At a meeting organised by Rajaji Centre for Public Affairs at P.S. Higher Secondary School in Mylapore, T.K.S. Elangovan, L. Ganesan and Jahir Hussain, candidates from Dravida Munnetra Kazhagam, Bharatiya Janata Party and Aam Aadmi Party respectively took questions from the audience. J. Jayavardan, All India Anna Dravida Munnetra Kazhagam candidate did not turn up despite being invited, the organisers said.
“There was a time when boats used to sail down Buckingham Canal and Mylapore residents used to purchase rice and other commodities from the merchants, but look at what has happened now,” said K. Sekar, a senior citizen, who sought to know what plans the politicians had to restore waterways. Mr. Ganesan said that with political will and determination, the waterways could be revived and restored.
Residents wanted the candidates to give direct and specific replies on why projects to clean up the city waterways had not succeeded. Mr. Elangovan said that Rs. 2,400 crore was proposed to be spent on cleaning up the Cooum between 1996 and 2001 when former South Chennai MP T.R. Baalu was a Union Minister.

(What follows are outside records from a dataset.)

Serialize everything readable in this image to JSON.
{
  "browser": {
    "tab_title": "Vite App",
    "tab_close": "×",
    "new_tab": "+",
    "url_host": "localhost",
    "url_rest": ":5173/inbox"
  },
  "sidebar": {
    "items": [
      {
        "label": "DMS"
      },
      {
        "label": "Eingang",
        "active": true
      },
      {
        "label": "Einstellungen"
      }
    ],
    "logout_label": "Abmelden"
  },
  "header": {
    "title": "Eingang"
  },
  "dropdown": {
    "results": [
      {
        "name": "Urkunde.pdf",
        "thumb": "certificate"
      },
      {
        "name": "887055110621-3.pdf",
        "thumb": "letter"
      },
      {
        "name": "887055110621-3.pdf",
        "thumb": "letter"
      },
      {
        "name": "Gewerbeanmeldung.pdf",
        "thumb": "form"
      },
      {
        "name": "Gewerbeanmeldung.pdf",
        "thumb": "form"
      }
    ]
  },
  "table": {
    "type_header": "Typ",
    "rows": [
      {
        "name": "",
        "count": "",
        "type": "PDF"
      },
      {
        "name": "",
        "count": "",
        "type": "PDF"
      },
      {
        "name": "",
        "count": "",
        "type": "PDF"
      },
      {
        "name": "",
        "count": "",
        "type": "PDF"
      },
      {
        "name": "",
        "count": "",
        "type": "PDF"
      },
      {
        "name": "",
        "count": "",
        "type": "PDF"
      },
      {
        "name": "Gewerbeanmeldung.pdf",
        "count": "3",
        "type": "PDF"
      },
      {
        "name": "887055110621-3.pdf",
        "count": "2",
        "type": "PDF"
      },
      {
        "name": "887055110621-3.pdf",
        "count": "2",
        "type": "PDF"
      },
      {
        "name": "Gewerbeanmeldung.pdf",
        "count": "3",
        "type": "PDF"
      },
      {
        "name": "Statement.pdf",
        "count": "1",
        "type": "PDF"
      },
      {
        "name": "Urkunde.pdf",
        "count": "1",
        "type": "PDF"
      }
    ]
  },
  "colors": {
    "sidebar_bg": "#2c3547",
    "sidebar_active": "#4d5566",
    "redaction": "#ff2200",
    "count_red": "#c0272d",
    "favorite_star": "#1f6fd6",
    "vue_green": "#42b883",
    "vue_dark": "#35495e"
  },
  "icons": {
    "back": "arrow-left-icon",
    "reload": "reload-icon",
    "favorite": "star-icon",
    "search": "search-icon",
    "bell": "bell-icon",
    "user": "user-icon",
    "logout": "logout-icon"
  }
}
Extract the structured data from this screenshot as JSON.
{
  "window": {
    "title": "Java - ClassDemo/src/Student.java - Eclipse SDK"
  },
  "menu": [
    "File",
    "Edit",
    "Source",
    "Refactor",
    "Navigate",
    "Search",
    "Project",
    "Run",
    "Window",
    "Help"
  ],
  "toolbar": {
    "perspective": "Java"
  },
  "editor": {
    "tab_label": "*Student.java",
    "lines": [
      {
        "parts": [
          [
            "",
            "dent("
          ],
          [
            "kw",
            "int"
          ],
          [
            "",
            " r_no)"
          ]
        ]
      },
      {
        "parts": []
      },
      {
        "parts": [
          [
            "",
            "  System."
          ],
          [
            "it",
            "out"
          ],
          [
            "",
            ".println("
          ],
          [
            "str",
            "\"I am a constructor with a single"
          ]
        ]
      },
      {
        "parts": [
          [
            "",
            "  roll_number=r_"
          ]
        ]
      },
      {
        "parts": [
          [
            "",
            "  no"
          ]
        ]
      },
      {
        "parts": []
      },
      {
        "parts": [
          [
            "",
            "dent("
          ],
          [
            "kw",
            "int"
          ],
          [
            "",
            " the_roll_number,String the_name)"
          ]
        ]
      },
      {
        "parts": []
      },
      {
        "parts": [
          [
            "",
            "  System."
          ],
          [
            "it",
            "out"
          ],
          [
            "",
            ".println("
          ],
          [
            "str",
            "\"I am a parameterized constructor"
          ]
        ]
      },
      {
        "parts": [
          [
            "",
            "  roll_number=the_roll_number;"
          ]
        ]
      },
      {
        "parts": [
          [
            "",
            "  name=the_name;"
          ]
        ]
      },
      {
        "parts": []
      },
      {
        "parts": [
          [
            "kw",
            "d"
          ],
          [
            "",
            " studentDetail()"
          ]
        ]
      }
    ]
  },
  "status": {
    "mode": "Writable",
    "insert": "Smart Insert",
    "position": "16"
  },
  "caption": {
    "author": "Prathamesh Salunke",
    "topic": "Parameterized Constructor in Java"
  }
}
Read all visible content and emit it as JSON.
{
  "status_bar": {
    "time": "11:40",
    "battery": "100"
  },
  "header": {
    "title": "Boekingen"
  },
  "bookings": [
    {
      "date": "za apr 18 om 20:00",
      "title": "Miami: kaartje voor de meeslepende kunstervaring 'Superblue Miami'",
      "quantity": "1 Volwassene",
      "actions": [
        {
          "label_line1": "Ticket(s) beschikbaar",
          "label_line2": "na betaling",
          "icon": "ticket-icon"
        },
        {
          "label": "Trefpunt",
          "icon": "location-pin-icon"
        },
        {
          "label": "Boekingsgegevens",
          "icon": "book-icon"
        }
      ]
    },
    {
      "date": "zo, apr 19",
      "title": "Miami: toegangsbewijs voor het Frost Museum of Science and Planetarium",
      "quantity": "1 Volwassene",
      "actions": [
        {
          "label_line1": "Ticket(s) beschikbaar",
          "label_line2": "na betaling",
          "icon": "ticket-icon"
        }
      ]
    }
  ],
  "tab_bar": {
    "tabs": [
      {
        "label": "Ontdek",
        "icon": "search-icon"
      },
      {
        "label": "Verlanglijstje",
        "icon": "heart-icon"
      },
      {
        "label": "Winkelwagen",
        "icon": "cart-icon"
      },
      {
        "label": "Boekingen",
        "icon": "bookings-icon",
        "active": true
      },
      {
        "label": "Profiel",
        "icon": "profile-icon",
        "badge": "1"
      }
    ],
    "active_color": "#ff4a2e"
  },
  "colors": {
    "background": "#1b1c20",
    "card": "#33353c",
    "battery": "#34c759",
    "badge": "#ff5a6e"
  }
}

“But after the change of government in Tamil Nadu, the project was shelved,” Mr. Elangovan said, prompting people to ask – ‘What happened to the money,’ to which he replied that the money was not sanctioned as the project was dropped. Mr. Elangovan also explained how the administration in the present government prevented him from implementing development works in his North Chennai constituency.
Mr. Hussain, in response to a specific question, said that corruption was the biggest handicap in the development of cities and the country, adding that he was meeting his campaign expenses with funds donated by supporters and well-wishers.
To another question on elected representatives receiving money from people constructing houses, or while waiting for plan sanction approvals, Mr. Elangovan said this had to be done away with.